National Insurance Co. Ltd. v. Harsolia Motors and Ors., (2023) | Consumer Protection-Act,1986Facts

Rakesh Narula And Co. provided fire insurance to Harsolia Motors for sums of 90 lakhs and 75,38,000 rupees, respectively. During the 2002 Godhra riots, the insured properties were damaged by fire. While National Insurance Co. Ltd. accepted Rakesh Narula And Co.’s claim for 54,29,871 rupees, Harsolia Motors’ claim was denied. Both parties contested this decision before the Gujarat State Consumer Disputes Redressal Commission. The State Commission ruled that insured individuals do not fall under the definition of “consumers” as outlined in Section 2(1)(d) of the Consumer Protection Act, 1986 (the Act). Consequently, the complaint was dismissed on the grounds that the insured was using the property for commercial purposes, as defined by the Act. Upon appeal, the National Consumer Dispute Redressal Commission reversed this decision and ruled in favor of the insured.

Issues Raised

The case of National Insurance Co. Ltd. v. Harsolia Motors and Others primarily dealt with the liability of the insurance company under the Consumer Protection Act, 1986. The central issue concerned whether National Insurance Co. Ltd. was obligated to compensate Harsolia Motors and Others for their losses or damages, with a focus on the terms of the insurance policy and the provisions of the Act.

Contention

The case involved interpretation and application of the Consumer Protection Act, 1986, with key contentions revolving around the insurance company’s liability, coverage for damages suffered by Harsolia Motors and Others, breach of insurer’s obligations, and protection or infringement of consumer rights.

Rationale

The issues in the case were underpinned by principles of consumer protection, contract law, and insurance regulation.

Laws Involved

The Consumer Protection Act, 1986, was the primary law pertinent to this case, specifically Section 2(1)(d) defining “consumer.” While the court extensively referred to this provision, other relevant clauses of the Act were also considered to supplement arguments presented by both parties and the court’s ruling.

Defects in the Law

The defects in consumer protection legislation highlight areas where legal frameworks may fail to meet intended objectives or adequately address societal needs. Although the Consumer Protection Act, 1986, has advanced consumer rights in India, shortcomings remain, necessitating improvements in legislation, enforcement, and consumer education to ensure fairness and safety in the marketplace.

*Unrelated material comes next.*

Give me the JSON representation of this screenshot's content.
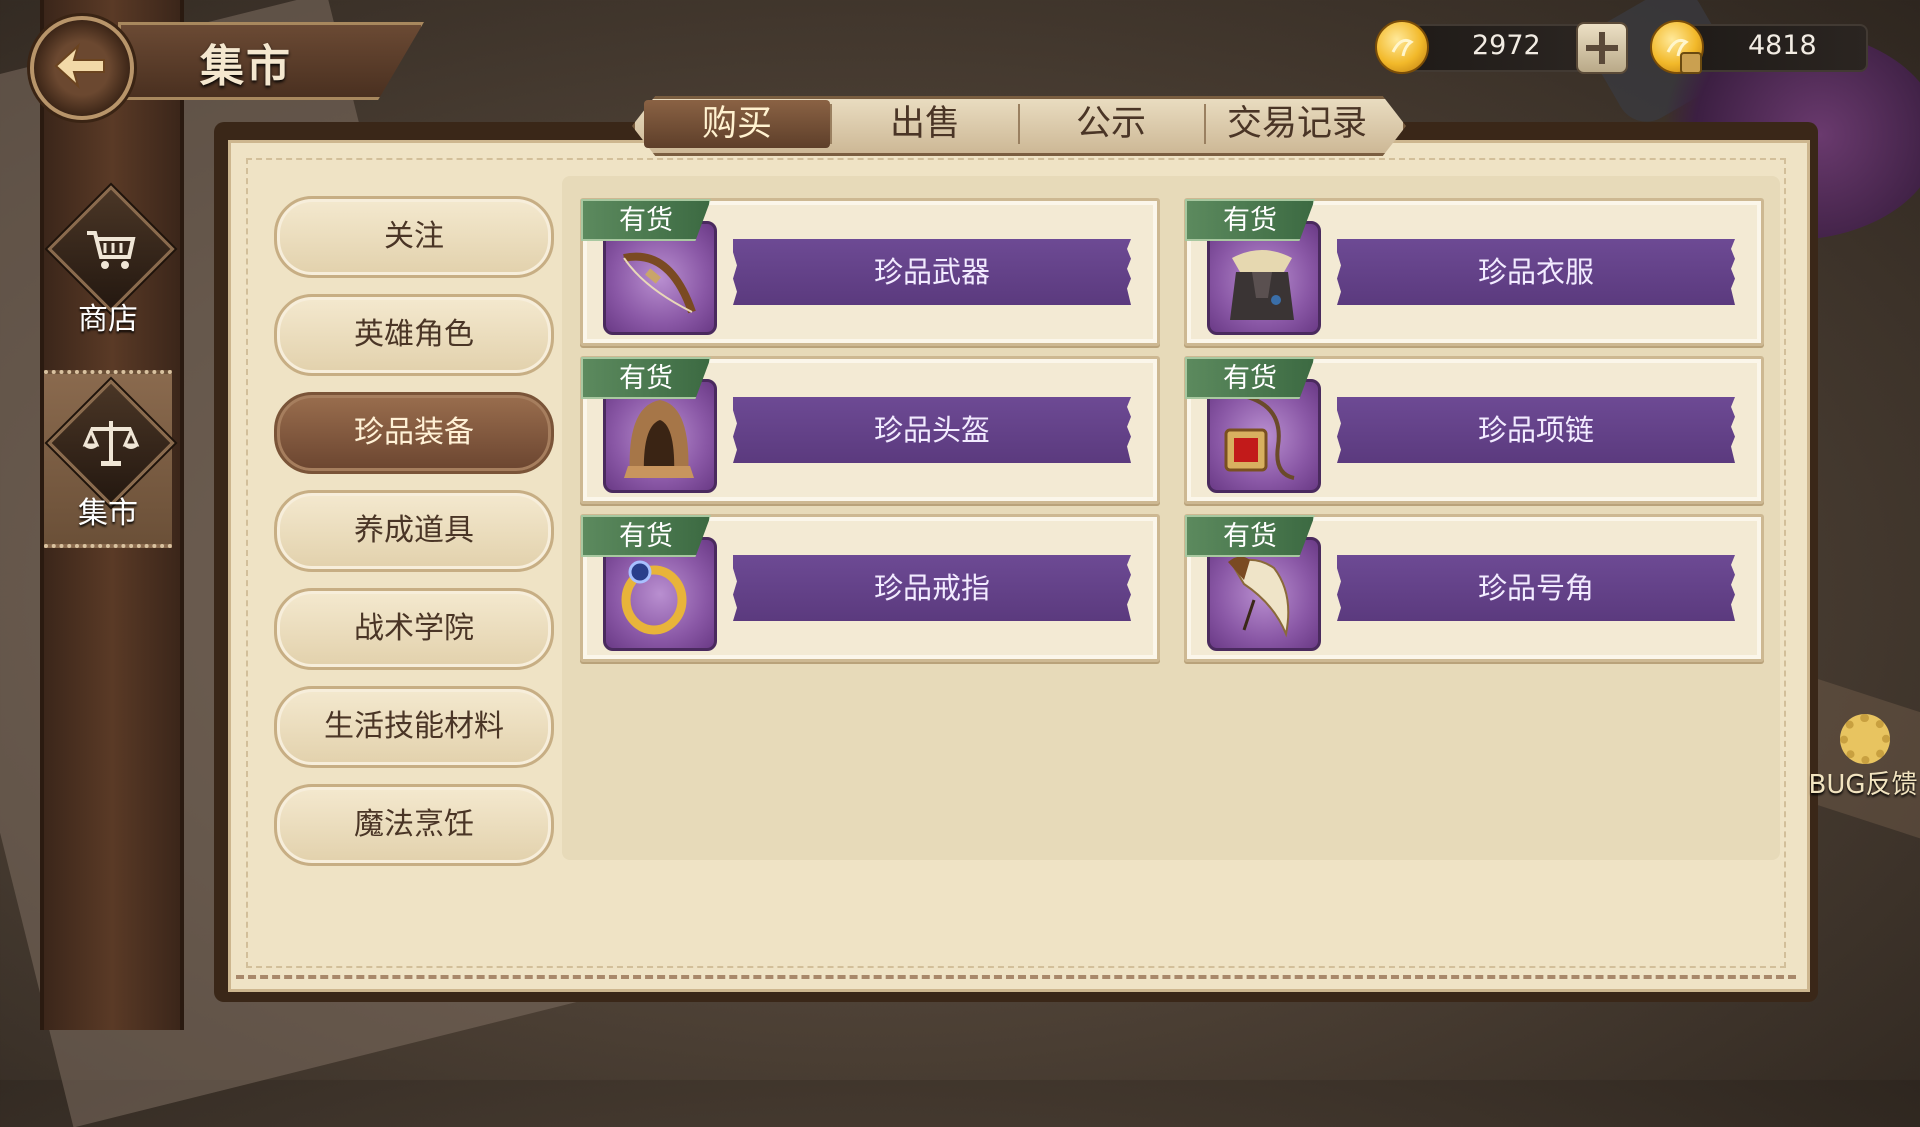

Judgment

Justices Ajay Rastogi and Bela M. Trivedi held that to determine whether an insured qualifies as a “consumer,” two factors must be considered: the relationship between the insurance service and profit-generating activities, and the primary intention behind the transaction. The bench provided an example illustrating that transactions facilitating profit generation for the insured constitute transactions for “commercial purposes.”

Inference

Addressing deficiencies in consumer protection legislation is crucial to safeguarding consumer interests and fostering trust in the economy. Streamlining laws, enhancing enforcement mechanisms, and promoting consumer awareness are essential steps toward creating a fair and equitable marketplace that benefits individuals and promotes economic stability and well-being.

Name: Vaibhav Pandey

College: Amity University, Uttar Pradesh.